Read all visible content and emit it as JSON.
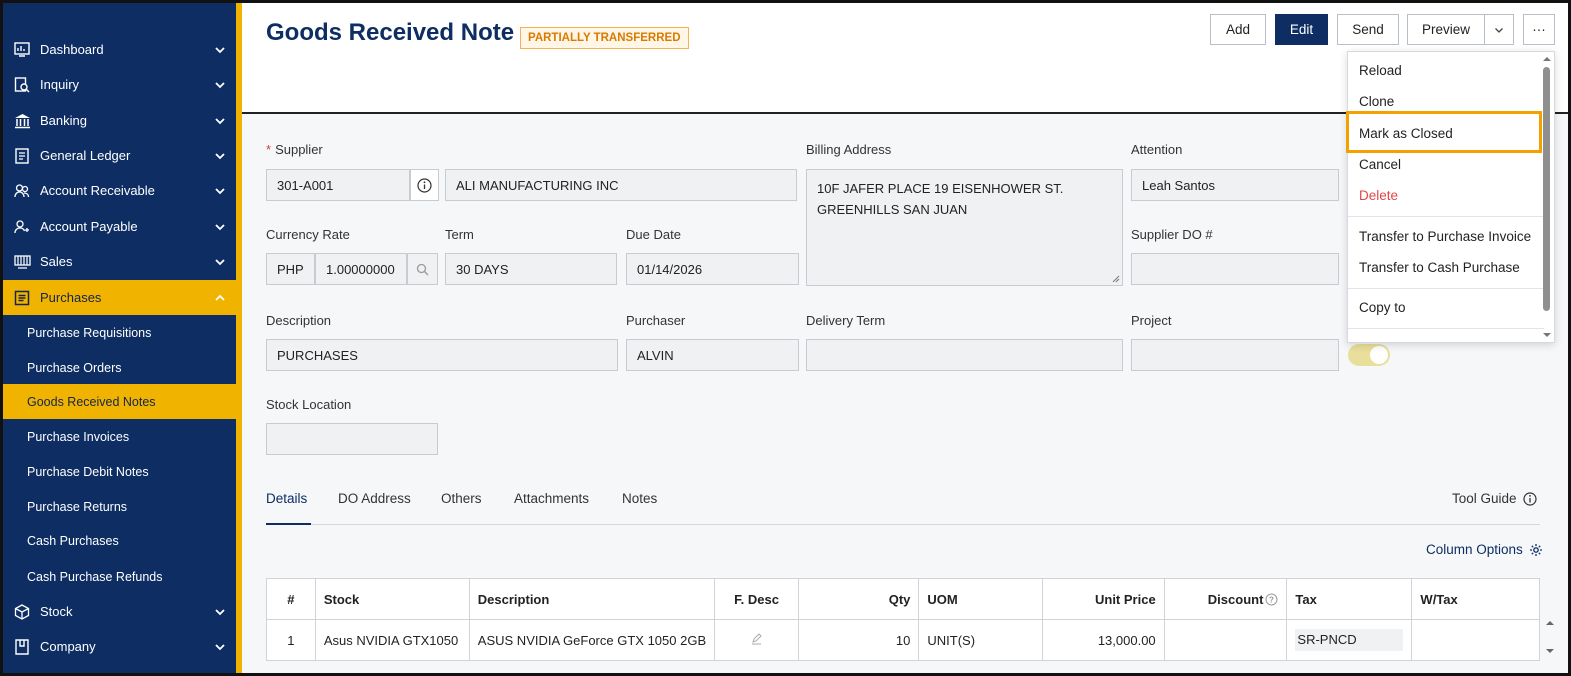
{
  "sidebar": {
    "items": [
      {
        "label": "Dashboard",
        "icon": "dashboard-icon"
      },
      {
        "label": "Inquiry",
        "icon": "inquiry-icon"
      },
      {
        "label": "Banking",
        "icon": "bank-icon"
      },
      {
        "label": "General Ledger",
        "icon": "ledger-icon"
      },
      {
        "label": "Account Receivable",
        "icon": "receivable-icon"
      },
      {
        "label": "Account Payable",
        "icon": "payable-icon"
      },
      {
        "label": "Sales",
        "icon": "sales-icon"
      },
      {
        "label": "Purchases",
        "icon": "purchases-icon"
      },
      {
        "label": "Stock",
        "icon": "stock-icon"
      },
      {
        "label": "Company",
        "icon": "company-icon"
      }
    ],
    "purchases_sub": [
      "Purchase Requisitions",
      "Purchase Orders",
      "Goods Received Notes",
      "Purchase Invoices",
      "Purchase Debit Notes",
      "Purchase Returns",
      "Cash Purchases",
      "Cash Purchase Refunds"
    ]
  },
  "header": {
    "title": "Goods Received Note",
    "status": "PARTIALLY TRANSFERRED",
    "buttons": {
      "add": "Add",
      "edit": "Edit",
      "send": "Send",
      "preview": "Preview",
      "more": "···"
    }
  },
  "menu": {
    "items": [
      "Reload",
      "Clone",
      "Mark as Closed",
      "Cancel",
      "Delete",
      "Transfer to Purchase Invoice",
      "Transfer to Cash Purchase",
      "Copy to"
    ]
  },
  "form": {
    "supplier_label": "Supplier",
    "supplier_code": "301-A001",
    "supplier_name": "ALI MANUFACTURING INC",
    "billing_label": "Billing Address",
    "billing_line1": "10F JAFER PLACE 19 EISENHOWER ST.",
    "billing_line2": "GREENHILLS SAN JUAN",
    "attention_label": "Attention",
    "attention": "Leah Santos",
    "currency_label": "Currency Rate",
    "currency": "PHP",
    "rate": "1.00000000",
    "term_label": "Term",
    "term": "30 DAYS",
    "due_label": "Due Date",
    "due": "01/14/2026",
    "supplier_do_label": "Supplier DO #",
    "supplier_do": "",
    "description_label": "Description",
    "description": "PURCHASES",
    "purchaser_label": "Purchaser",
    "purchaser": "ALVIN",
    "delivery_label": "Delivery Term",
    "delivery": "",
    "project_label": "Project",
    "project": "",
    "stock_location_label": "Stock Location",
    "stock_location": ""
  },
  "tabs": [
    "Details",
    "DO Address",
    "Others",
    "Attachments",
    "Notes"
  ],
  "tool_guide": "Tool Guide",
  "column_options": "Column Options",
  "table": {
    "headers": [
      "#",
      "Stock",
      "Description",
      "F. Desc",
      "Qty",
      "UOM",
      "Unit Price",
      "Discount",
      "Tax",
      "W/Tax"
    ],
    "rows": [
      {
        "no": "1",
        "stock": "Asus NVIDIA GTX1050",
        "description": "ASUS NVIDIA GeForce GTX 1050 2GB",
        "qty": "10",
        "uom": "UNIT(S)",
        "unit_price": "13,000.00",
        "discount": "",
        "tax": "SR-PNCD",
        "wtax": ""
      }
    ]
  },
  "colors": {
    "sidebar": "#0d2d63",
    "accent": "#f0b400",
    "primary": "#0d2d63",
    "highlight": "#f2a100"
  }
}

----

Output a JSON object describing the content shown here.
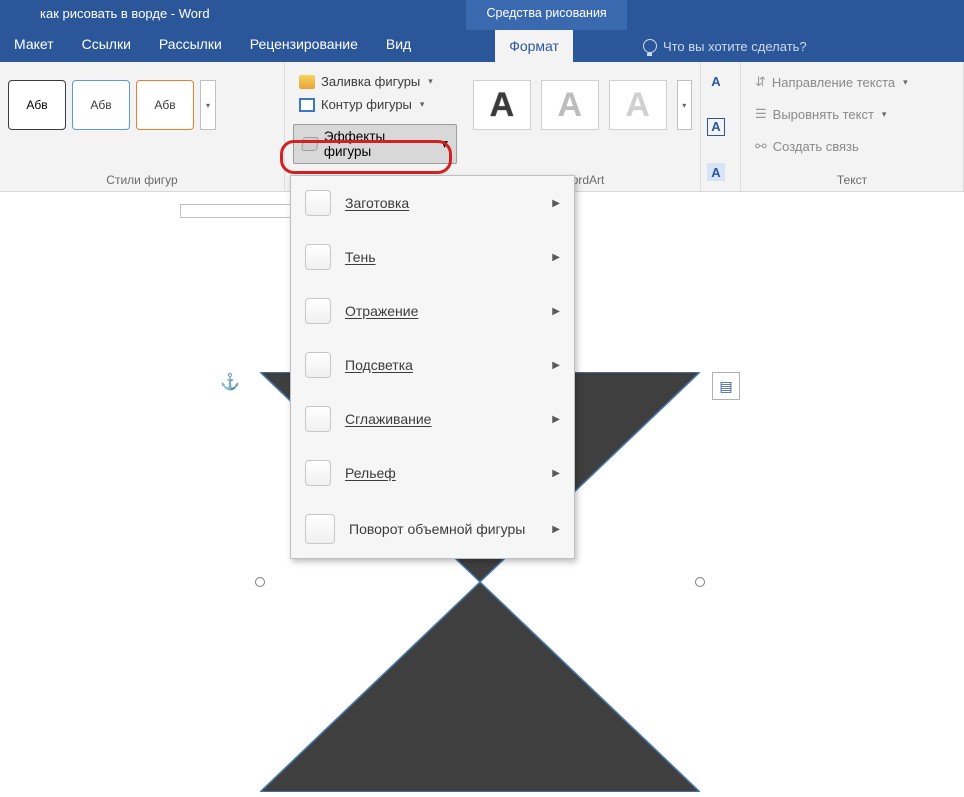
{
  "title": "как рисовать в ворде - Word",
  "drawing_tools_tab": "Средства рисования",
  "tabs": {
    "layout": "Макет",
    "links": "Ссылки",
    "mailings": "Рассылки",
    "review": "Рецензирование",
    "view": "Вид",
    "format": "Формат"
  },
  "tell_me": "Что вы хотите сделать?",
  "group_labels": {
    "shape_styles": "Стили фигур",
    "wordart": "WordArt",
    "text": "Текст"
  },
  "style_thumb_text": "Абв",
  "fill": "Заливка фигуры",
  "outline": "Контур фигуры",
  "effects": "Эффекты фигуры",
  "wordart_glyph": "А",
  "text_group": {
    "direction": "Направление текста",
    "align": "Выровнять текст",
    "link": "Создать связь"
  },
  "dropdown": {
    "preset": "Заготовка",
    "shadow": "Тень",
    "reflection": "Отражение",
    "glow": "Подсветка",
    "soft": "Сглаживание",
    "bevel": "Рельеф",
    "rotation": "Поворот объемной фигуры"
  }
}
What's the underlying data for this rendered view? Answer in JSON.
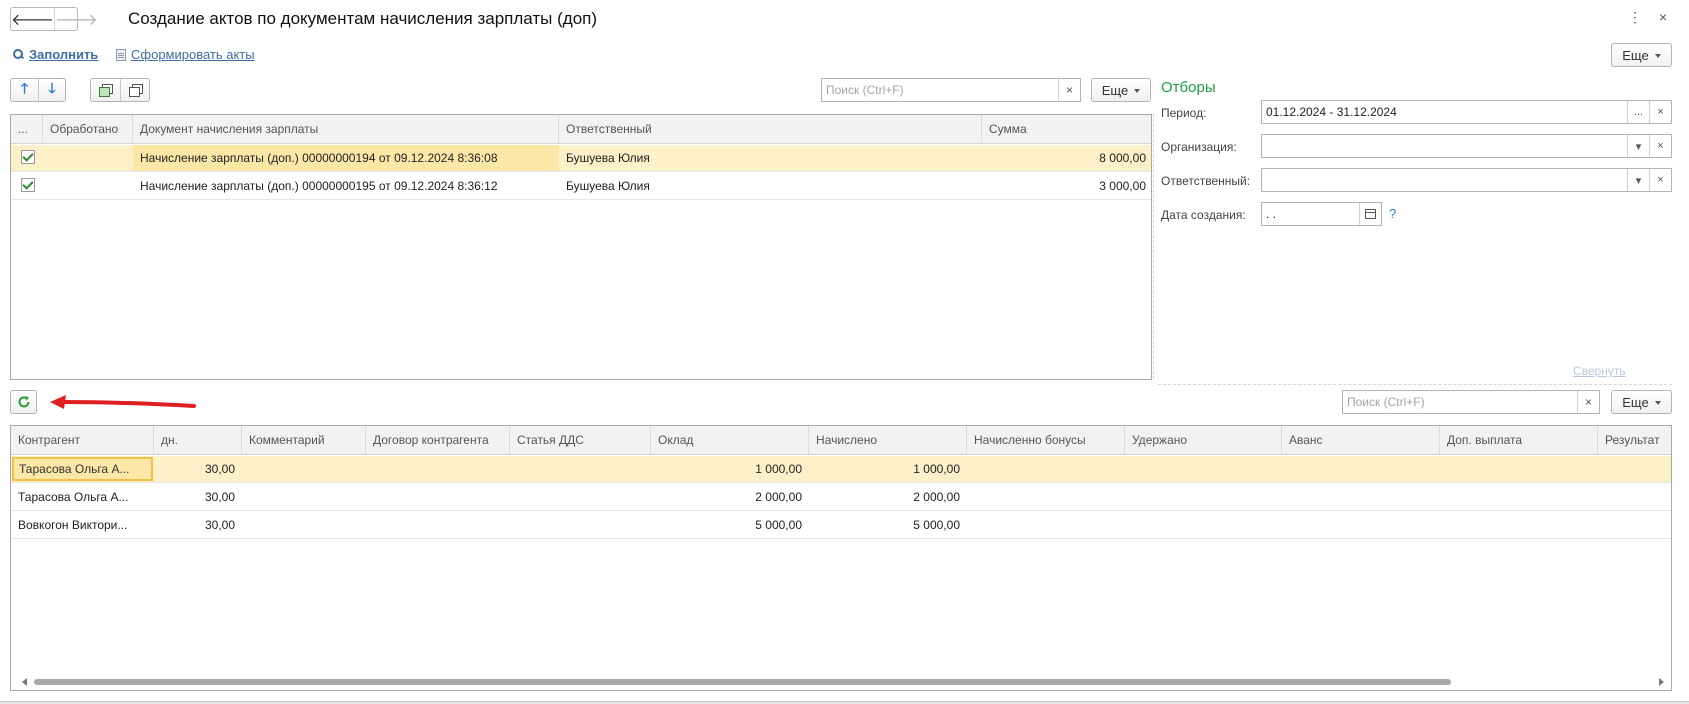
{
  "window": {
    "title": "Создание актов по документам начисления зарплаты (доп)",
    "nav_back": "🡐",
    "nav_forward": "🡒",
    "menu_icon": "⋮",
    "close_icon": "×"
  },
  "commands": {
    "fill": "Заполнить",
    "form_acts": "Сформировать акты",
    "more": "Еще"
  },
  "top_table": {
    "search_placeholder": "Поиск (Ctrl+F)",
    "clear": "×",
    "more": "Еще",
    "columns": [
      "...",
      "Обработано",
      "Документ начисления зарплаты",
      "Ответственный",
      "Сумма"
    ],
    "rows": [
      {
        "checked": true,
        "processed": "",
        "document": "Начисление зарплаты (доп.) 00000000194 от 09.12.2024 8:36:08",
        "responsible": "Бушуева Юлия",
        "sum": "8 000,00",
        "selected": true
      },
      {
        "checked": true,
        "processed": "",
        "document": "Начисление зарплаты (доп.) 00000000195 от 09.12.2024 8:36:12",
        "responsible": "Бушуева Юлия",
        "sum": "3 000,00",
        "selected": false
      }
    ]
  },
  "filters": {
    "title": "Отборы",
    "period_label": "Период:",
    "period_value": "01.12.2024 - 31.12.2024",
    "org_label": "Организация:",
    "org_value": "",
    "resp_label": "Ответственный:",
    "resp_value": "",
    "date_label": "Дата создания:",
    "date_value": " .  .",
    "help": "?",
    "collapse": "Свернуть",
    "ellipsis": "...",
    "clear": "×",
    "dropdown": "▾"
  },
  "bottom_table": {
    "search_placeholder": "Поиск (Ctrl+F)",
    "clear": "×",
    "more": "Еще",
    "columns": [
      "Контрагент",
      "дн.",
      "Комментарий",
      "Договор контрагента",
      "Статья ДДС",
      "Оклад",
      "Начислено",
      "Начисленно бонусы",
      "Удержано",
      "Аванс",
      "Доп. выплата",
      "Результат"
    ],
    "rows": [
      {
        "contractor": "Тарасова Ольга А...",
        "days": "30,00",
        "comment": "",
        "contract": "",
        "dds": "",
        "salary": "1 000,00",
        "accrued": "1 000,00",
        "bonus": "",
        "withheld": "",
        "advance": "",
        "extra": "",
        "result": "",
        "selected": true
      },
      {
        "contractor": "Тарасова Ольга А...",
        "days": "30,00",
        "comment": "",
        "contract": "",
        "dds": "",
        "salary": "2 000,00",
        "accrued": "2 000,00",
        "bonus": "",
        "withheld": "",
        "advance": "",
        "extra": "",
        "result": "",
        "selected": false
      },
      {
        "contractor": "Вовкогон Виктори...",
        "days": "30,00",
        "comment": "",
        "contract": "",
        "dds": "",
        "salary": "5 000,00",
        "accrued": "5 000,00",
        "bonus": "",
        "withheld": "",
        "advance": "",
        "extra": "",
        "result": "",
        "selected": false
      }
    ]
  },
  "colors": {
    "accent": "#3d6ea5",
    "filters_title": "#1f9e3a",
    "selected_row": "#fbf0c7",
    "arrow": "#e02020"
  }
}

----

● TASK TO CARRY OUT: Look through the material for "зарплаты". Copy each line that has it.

● EXERCISE SOLUTION:
    "title": "Создание актов по документам начисления зарплаты (доп)",
      "Документ начисления зарплаты",
        "document": "Начисление зарплаты (доп.) 00000000194 от 09.12.2024 8:36:08",
        "document": "Начисление зарплаты (доп.) 00000000195 от 09.12.2024 8:36:12",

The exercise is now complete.